The Man of Steel had a harder time keeping up with the fashions—and the social issues—of the day. His writers' uneasy relationship with the new passion for relevance in storylines is never more clearly displayed than in Robert Kanigher 's Lois Lane story "I Am Curious (Black)" (Superman's Girl Friend Lois Lane #106, November 1970). Looking past the appropriateness of the title—a nod to a then scandalous 1967 film full of nudity and sex—this tale of Lois Lane is a well-meaning but ham-fisted puzzle.
Lois decides to visit Little Africa, "Metropolis' black community" in the hopes of "get[ting] the Pulitzer Prize for telling it like it is! The nitty-gritty no newspaper ever printed before!" Arriving in the black neighborhood, she finds herself shunned by locals. "Look at her, brothers and sisters! She's young and sweet and pretty! But never forget. She's Whitey!" Undaunted, Lois gets Superman to expose her to a narratively convenient piece of Kryptonian technobabble.
Superman: Are you sure you want to step inside the plastimold, Lois? Do you know what's going to happen when I pull the switch of the Transformoflux pack?

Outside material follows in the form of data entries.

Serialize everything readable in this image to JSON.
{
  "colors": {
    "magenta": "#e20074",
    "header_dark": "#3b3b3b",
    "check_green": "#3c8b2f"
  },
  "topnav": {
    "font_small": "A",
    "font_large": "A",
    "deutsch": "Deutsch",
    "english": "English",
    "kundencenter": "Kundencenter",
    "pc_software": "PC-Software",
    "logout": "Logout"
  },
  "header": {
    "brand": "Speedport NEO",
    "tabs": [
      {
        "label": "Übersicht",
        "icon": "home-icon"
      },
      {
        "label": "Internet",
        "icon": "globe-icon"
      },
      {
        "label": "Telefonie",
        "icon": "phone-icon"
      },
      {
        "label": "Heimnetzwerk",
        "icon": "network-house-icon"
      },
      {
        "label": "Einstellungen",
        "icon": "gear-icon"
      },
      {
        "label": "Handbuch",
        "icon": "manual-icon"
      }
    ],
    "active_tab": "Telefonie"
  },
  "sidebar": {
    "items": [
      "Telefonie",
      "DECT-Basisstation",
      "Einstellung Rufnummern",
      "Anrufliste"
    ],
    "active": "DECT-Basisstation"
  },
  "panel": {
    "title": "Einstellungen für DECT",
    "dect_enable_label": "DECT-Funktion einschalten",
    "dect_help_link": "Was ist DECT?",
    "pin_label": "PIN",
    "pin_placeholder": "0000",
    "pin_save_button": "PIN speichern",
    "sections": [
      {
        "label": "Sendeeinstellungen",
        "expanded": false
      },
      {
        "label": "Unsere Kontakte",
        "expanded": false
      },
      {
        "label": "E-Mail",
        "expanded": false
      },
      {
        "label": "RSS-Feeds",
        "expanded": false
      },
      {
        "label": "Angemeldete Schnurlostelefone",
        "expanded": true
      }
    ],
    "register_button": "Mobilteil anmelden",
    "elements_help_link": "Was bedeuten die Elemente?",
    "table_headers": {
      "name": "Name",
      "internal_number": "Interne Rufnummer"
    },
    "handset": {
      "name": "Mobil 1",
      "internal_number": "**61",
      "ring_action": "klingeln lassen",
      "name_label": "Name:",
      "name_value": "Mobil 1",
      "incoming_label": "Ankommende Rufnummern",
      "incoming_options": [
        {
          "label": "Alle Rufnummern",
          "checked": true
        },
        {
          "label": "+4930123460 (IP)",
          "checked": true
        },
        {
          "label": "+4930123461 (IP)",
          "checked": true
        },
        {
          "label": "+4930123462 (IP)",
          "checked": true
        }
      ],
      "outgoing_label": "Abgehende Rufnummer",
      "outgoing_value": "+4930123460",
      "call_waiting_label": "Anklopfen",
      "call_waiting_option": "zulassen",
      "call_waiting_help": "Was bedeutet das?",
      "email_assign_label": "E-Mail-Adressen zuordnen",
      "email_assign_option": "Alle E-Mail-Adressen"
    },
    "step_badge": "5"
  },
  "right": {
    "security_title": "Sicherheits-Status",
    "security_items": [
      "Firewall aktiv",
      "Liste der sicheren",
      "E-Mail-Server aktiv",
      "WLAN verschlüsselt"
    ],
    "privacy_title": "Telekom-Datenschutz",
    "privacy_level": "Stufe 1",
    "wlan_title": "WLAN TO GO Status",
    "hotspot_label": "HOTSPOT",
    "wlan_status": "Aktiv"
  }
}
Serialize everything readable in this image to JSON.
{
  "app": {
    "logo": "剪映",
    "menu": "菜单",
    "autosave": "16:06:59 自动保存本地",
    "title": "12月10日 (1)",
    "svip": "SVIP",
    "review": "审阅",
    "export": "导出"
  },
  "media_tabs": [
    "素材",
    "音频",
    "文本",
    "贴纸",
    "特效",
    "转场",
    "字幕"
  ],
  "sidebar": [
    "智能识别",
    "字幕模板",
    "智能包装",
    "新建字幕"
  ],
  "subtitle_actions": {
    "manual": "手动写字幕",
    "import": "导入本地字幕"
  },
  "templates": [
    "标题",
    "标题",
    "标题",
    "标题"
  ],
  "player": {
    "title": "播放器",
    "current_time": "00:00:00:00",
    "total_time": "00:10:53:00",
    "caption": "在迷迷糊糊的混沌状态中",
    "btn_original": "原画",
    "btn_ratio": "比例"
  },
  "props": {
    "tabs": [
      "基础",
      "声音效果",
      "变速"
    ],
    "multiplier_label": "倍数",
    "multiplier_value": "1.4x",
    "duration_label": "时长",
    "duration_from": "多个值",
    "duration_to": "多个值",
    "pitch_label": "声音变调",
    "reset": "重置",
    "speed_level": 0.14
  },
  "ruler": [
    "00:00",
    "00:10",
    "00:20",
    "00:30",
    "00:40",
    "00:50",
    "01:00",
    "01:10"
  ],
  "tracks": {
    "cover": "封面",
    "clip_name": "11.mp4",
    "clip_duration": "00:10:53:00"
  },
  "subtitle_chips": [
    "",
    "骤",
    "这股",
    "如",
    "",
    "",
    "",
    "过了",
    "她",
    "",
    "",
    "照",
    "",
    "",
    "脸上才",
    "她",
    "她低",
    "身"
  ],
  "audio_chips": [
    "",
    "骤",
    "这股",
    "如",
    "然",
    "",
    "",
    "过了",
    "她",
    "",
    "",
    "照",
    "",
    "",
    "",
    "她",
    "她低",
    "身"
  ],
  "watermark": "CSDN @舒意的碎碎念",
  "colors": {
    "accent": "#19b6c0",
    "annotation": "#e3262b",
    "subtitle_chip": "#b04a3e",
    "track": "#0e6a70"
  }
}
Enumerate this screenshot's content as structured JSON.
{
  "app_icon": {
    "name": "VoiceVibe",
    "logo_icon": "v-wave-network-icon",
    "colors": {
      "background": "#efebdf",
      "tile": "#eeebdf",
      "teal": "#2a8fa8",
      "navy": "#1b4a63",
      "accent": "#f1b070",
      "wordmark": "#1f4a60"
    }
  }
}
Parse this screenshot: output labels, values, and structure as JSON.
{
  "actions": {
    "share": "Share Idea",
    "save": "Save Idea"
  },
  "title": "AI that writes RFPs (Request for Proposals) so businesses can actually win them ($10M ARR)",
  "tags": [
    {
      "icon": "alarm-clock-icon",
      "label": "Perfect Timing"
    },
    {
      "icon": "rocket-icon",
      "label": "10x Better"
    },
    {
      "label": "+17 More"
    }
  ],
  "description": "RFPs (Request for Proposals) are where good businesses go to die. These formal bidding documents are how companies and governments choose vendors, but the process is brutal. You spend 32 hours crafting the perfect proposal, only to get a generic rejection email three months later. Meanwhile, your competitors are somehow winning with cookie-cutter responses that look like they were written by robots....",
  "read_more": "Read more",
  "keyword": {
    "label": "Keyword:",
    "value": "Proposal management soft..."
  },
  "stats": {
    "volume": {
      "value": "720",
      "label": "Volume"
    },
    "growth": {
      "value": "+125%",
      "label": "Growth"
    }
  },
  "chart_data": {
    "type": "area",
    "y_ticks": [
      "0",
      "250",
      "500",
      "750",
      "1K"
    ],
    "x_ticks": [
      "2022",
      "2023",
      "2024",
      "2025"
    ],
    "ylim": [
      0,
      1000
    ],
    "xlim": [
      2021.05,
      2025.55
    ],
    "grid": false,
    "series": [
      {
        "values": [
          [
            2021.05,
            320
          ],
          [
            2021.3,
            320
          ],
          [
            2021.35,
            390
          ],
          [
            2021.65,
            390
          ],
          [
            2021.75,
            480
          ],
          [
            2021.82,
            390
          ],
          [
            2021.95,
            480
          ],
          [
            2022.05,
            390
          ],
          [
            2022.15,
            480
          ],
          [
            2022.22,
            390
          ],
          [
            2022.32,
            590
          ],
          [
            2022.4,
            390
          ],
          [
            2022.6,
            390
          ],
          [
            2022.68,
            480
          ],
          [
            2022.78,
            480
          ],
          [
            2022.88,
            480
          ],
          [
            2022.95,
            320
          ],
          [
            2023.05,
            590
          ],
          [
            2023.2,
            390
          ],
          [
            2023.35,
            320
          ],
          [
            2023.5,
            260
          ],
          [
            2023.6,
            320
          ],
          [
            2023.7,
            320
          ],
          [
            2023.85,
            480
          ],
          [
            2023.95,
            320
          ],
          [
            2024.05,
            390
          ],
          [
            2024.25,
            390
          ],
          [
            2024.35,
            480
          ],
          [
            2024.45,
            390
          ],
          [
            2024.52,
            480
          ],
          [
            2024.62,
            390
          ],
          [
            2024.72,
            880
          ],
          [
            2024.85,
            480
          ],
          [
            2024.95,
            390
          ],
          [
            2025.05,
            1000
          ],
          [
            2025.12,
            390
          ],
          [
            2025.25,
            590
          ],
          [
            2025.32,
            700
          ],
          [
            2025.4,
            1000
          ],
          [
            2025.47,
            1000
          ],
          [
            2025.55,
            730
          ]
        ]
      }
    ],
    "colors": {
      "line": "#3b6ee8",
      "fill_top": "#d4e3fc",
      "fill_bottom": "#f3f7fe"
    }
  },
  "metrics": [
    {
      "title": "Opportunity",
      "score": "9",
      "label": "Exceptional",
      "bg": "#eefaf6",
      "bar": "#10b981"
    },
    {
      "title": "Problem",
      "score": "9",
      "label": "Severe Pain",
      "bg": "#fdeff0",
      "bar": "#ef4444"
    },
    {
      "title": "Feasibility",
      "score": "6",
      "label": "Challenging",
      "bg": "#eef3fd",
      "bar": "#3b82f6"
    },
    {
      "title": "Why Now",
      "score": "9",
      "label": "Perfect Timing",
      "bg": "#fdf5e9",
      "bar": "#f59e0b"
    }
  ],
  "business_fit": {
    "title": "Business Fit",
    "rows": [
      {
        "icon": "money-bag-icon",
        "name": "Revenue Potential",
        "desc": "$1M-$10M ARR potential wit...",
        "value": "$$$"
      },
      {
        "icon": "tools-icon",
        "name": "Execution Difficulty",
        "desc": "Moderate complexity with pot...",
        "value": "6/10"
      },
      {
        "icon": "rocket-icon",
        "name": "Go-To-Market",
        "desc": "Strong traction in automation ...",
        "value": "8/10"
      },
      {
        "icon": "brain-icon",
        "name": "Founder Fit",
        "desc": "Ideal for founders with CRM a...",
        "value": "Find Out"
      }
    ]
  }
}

The machine turns Lois into a black woman, and she returns to the community that wouldn't speak to her before, only to have a taxi refuse to pick her up and to suffer the suspicious stares of white people on the subway. She sees firsthand both the appalling conditions conditions of life in Metropolis's slums and the selfless warmth of its residents. Her eyes opened, Lois confronts Superman.